We’ve eaten tons of suman in our lifetime. Suman from gelatinous rice. Suman from cassava and other root crops. Budbud kabog. Suman pinipig. Green, yellow, while and all shades of color. Sweet, very sweet, bland, and all shades of taste. Suman can be ordinary, but it can also be gourmet.
This morning is different — we had our first taste of Suman sa Lihiya. This type of suman comes bundled in twos, bundled together with a white tie. It’s still wrapped in banana leaf. This gave us a thought — a suman is not a suman if not wrapped in banana leaf. Then we remember that some types of suman are wrapped in coconut leaves. We’re sure there are other variations (we’re also sure somebody knows that and would tell us through the comment section below).

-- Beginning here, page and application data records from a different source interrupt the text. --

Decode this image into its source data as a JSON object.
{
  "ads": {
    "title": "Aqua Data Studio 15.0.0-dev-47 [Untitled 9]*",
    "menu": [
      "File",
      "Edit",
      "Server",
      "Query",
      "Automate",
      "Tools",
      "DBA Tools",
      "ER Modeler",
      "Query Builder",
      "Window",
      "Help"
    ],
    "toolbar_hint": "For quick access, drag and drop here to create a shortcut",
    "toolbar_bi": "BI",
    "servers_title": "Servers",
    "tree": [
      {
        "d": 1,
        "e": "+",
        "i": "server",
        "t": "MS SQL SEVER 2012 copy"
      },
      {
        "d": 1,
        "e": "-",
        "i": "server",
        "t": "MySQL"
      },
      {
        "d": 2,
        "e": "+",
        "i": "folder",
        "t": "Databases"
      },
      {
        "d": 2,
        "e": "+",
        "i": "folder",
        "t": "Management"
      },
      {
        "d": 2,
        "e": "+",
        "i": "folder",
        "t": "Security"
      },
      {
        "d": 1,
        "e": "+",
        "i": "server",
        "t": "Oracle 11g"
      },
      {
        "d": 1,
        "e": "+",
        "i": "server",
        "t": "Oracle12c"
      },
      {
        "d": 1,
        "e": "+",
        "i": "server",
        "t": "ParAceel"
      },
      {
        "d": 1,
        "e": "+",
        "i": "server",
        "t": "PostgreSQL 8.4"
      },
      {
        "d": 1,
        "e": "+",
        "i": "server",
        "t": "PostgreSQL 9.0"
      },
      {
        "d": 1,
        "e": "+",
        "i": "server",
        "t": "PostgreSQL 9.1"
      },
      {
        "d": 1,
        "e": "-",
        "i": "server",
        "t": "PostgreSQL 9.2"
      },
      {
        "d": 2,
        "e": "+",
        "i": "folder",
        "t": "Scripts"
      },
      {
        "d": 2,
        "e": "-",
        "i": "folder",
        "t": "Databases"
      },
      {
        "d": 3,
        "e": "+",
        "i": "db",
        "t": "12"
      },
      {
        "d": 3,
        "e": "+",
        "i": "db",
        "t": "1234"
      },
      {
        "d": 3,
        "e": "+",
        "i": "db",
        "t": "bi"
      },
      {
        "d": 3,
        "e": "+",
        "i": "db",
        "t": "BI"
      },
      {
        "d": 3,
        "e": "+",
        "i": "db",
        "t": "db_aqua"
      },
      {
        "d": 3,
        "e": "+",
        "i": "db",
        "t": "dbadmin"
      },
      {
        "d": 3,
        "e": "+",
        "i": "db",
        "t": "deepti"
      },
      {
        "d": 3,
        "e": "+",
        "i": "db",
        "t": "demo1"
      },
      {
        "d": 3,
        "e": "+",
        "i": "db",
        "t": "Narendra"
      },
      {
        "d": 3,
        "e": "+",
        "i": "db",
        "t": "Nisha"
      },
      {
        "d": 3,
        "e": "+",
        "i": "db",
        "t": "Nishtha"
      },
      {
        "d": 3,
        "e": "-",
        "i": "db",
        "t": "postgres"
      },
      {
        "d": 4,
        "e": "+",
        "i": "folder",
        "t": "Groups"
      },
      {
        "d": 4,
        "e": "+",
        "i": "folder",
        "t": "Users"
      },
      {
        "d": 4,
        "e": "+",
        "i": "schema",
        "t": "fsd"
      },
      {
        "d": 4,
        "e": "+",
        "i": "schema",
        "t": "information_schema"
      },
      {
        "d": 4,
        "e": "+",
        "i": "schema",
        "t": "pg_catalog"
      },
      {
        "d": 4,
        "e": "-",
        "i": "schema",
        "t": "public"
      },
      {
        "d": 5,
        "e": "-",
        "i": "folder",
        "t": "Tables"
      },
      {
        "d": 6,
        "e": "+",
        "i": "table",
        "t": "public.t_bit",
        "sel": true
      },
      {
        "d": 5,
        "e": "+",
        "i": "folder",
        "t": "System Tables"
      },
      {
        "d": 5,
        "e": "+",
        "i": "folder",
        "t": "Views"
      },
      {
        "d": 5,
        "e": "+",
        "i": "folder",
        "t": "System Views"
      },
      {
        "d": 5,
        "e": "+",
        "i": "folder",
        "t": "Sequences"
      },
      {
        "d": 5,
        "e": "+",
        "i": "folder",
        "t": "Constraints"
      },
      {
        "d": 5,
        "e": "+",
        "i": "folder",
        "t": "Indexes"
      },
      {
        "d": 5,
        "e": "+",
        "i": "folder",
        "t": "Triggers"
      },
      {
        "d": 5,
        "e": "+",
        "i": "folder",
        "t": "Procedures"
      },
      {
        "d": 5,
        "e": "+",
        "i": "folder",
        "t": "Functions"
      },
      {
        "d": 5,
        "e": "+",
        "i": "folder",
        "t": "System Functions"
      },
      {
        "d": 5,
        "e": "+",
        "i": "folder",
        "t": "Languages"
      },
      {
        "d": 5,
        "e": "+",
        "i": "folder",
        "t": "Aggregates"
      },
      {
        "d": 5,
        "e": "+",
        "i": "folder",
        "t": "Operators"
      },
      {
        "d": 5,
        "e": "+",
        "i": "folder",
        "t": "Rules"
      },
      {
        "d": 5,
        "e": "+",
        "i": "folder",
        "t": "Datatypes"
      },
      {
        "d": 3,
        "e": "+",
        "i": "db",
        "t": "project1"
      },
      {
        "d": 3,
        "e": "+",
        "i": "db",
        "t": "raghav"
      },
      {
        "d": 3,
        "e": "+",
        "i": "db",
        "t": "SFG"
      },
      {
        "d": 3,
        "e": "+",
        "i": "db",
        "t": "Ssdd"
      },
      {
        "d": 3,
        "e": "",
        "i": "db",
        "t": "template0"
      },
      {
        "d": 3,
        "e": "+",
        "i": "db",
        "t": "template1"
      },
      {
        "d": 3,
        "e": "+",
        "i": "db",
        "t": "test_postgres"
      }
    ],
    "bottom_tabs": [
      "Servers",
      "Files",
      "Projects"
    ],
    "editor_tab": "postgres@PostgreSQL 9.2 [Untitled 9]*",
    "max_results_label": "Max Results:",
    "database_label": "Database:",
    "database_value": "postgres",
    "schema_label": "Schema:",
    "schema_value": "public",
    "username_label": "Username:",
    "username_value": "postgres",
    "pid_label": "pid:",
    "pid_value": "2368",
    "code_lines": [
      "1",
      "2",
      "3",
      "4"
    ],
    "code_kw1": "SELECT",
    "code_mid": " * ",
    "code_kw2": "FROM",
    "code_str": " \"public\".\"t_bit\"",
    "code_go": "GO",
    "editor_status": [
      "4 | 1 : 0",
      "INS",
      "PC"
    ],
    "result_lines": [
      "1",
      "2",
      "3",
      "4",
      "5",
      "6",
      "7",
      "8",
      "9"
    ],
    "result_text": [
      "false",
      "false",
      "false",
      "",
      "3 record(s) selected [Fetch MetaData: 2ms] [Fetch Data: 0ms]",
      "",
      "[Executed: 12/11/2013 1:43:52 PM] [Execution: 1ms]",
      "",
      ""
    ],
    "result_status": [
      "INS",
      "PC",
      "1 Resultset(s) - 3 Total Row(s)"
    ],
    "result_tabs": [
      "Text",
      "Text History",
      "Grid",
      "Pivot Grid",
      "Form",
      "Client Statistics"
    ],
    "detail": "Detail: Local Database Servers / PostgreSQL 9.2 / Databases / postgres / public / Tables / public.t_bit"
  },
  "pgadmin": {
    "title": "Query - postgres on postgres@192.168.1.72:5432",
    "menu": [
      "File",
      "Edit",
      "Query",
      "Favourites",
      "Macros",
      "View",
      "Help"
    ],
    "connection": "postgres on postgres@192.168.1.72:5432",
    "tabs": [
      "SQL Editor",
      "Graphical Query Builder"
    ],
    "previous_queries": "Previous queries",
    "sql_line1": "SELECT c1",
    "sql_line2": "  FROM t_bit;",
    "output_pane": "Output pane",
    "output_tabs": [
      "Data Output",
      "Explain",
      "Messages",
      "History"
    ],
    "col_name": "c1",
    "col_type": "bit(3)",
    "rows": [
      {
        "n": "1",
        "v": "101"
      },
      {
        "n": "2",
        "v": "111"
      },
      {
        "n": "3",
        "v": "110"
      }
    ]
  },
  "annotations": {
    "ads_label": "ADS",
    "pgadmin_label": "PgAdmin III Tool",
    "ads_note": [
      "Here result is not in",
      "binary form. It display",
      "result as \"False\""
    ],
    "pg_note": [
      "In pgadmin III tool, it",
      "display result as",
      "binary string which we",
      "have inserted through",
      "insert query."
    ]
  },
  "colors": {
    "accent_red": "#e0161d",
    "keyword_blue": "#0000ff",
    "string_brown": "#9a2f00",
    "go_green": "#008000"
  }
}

We asked why it’s called Suman sa Lihiya. Is it the place of origin? Is it from a name of an ingredient? The only answer we got was that lihiya refers to some lye (by way of update, we encountered KitcheNette who confirmed that lihiya refers to lye, and that suman lihiya is also called Suman Bulagta, consumed with latik or toasted coconut flakes and a drizzling of sugar on top. One “bulagta” really packs a punch, she said, “kaya nabubulagta ka sa sarap“). Exactly what “lye” means, somebody please tell us. We’ve heard that Suman sa Lihiya originated from Nueva Ecija.
What’s distinctive about Suman sa Lihiya, in our opinion, is the different consistency of the gelatinous or sticky rice (English Patis talks about the recipe; ingredients and and how to cook it). While it’s soft and sticky, just like any suman should be, there’s a hint of crispiness with each grain of rice. The closest we could imagine is fried suman (when suman is about to get spoiled, we usually fry it and eat it; no waste).
Anyway, Suman sa Lihiya is bland. Not sweet compared to other suman or kakanin. This is bland because it’s supposed to be eaten with something on the side. That morning the side ingredients were grated coconut sprinkled over the suman, with plain white sugar to boot. Tastes great.